“Painted Bread” created on the IPAD pro and is a computer painting not a photograph. © 2017 Dwight Collman. Do crazy stuff and you will never forget it…a key to long-term memory recall.
I have several methods to enhance memory and I have used these methods all of my life. First and foremost is repetition and reinforcement by using analogies and simple repetition will do the trick even if you don’t like the information because it is brain plasticity you are activating. You are actually making new axons and connections despite the loss of neurons with aging you can counteract that effect so much so that you can have a much greater memory as you age. People with head injuries especially such violent blunt force head injuries that occur in the military are also patients who have a diagnosis of post traumatic stress syndrome. This is also a key to long-term memory. The emotional brain (limbic system) is activated when you have traumas or severe happy or unhappy emotions, this causes new axonal connections which means there is actual new brain tissue and new protein synthesis going on. The limbic system is directly tied to the hippocampus in each temporal lobe. These patients don’t try to memorize the accounts of their injuries but often can have vivid recall of multiple emotional events they witnessed. Many of you are old enough that you can, if asked recite how old you were, where you were, who you were with, (details you never tried to memorize) when president Kennedy was shot. It was so traumatic it all caused long-term memory. You can think of your own examples I am sure.
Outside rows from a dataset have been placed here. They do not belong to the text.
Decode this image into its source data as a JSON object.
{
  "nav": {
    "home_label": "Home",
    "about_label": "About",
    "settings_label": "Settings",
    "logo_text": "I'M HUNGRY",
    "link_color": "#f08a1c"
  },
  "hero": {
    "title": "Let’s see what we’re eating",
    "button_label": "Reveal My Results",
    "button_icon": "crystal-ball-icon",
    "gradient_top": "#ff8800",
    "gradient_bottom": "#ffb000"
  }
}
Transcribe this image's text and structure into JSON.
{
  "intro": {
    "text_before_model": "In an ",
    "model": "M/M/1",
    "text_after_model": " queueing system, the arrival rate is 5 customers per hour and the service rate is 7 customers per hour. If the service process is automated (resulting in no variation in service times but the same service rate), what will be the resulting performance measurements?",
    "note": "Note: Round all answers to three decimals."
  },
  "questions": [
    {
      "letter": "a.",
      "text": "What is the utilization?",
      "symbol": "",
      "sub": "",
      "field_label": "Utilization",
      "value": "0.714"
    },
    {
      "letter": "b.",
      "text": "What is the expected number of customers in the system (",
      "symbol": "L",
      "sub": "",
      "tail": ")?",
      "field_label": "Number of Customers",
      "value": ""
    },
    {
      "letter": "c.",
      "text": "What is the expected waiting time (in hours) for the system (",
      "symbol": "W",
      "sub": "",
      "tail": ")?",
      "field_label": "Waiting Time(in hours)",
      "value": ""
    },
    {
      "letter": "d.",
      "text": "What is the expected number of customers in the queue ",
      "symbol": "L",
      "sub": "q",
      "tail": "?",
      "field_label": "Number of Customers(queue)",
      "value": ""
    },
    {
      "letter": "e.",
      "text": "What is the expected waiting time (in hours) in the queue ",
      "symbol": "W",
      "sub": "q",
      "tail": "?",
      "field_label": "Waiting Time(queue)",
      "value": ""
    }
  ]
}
Below I shoe my mnemonic for considering the diagnosis of tetanus. This is always a clinical diagnosis and how did it happen…how did I create the mnemonic? First I obtained the list of conditions that mimic live tetanus. Then I created a silly story: There is this guy, his name is Lester, but he is sooo stupid (from parts unknown), he spells his nam LSTR. He is also a mean guy and he is easily “pissed”. MEAN LSTER PS…simple. Some of my career is to sit and do this silly exercise to create lists that I then put into my brain permanently. The human brain has no limit to its storage capacity. It has plasticity and can grow in ability to recall information if you use it. The use of a smart phone is the death of your mind. You can’t even recall family phone numbers because you never memorize them in the first place. You call it a “second brain” or something like that but it is very harmful to your long-term memory if you don’t put it down and spend the time you should learning everything I am trying to help you understand. Why? It is the most commons, the second most commons and even the third most common facts like fracture of the wrist: MC: scaphoid; second MC: chip Fx of triquetrum; 3rd MC: Fx of the lunate. You need statistical memory like this because you will see the most commons in your clinical practice. If you will see it there you are sure to be tested on these issues on boards and before on your inservice examination. I am a test item writer. I am constantly constructing questions and have done it for decades. I type very fast…because I am using the keyboard more than voice recognition to maintain and even improve that skill. Part of longevity is the health of your brain. If the brain is healthy you live longer and enjoy life more. So today we see from a young age children who memorize very little because they are also given a device: an IPAD at a young age. This is happening before they learn to read and write and do the basics in mathematics. It can clearly have a damaging effect if attempts to use recall, repetition don’t happen. Sure it is expanding the minds of those who who were very creative and self-actualizing by nature.
Death by impact has occurred meaning people die from texting and they walk into an object or traffic an oncoming bicycle. This is a new phenomenon. Tech is not really the problem it is that we have a way of using it in an addictive manner that causes us not to use our minds like they were intended to function before hand-held computers existed.
There is another common mnemonic that was corrected in the Fifth ed of the Study Guide because the author stated that ethanol use is not a significant extrinsic contributor to AG Metabolic acidosis. Most were taught it does do this but it doesn’t. So the mnemonic is slightly changed now. Use that fact to help you recall all the causes of anion gap metabolic acidosis because it is required knowledge.